If this isn't worth looking into, I don't know what is.
One sourse has the common name as perpetua-do-mato, but this seems more commonly applied to Alternanthera brasiliana.
AKA(?): # Cephaelis amoena Bremek.
* Reference article Steyermark, J. et al. 1995. Flora of the Venezuelan Guayana Project.
# Cephaelis colorata Willd. ex Roem. & Schult.
* Reference article Steyermark, J. et al. 1995. Flora of the Venezuelan Guayana Project.
On a side note, perhaps some more research (on our part, and in our own way) into neuro-protective plants such as those that protect against serotonin syndrome, might be very constructive.
More to follow...
Polygala tenuifolia - Chinese Senega, Yuan Zhi
The methanol fraction of an ethanolic extract from the roots of Polygala tenuifolia Willd. showed antagonistic action on neurotoxicity induced by glutamate and serum deficiency in PC12 cells. Bioassay-guided fractionation led to the isolation of six new triterpenoid saponins, onjisaponins V - Z, and Vg (1 - 6), together with ten known saponins (7 - 16). The structures of 1 - 6 were elucidated by spectroscopic and chemical methods. Screening results indicated that compounds 1 - 16 showed neuroprotective effects against serum deficiency and glutamate at the concentration of 10-5 mol/L.
"Triterpenoid Saponins with Neuroprotective Effects from the Roots of Polygala tenuifolia" Planta Medica 2008; 74: 133-141
* anxiety, often combined with the herbs Kava, Passionflower, Schisandra and Zizyphus
* constrained emotions
* dream-disturbed sleep, often combined with the herb Schisandra
* excessive brooding
* fear, often combined with the herb Schisandra
* insomnia, often combined with the herb Schisandra
* mental disorientation
* neuresthenia, often combined with the herb Schisandra
* palpitations, often combined with the herbs Kava, Passionflower, Schisandra and Zizyphus
* pent-up emotional states
Interesting, I wonder what the mechanism of protection from glutamate toxicity is? Is it an NMDA receptor antagonist? NMDA receptor antagonists include things like ethanol, K, PCP, DXM, Ibogaine etc. Not only this, but some NDMA antagonists have other actions on GABA, 5HT and opioid receptors.
More research needed.
Aquired a couple of new things the other day:
Perovskia atriplicifolia 'Blue Spire' This stuff smells great! Can't wait to test the roots for activity,

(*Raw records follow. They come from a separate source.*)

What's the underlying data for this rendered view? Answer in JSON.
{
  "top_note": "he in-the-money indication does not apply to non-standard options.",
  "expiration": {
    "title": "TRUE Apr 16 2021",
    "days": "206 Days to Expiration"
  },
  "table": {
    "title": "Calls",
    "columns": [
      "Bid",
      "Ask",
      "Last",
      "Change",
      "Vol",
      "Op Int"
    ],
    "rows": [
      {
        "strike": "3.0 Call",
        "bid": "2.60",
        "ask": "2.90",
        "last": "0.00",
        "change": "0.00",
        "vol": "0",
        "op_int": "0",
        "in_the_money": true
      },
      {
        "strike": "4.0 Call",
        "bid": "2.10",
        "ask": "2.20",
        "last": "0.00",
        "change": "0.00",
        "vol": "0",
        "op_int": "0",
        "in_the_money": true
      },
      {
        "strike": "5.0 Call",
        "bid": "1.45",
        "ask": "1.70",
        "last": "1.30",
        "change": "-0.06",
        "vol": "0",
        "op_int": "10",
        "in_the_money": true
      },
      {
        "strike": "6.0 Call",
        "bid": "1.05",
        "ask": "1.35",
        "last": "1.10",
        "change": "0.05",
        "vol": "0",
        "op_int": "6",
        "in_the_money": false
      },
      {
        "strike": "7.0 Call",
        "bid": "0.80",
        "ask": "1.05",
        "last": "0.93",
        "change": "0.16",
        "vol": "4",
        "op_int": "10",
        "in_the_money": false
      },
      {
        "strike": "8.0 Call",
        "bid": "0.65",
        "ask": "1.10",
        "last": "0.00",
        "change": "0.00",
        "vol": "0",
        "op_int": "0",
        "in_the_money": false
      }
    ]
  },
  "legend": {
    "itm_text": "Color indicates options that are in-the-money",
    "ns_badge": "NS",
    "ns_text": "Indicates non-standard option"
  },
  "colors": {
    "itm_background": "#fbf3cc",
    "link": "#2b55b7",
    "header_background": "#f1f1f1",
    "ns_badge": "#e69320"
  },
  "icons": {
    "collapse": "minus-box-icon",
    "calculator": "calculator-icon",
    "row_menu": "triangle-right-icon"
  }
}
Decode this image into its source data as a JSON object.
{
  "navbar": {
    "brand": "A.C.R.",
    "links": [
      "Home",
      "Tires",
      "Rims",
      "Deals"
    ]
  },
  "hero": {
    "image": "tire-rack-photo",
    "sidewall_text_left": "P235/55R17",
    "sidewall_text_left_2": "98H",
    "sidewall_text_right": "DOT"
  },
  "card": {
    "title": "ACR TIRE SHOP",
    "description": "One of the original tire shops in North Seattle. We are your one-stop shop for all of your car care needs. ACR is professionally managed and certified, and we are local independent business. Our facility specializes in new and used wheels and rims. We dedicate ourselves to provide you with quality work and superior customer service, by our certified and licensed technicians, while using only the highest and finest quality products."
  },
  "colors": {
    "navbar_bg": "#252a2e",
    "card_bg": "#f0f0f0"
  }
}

Salvia 'Blue Chiquita' This will probably turn out to be nothing spectacular. But no one seems to know what sp it actually is. Have tasted it: Leaves have a strange odour, like both officianalis and Pineapple sage at the same time. It is also fiercely bitter in a way that I have not tasted for a long time. Will post follow ups later;)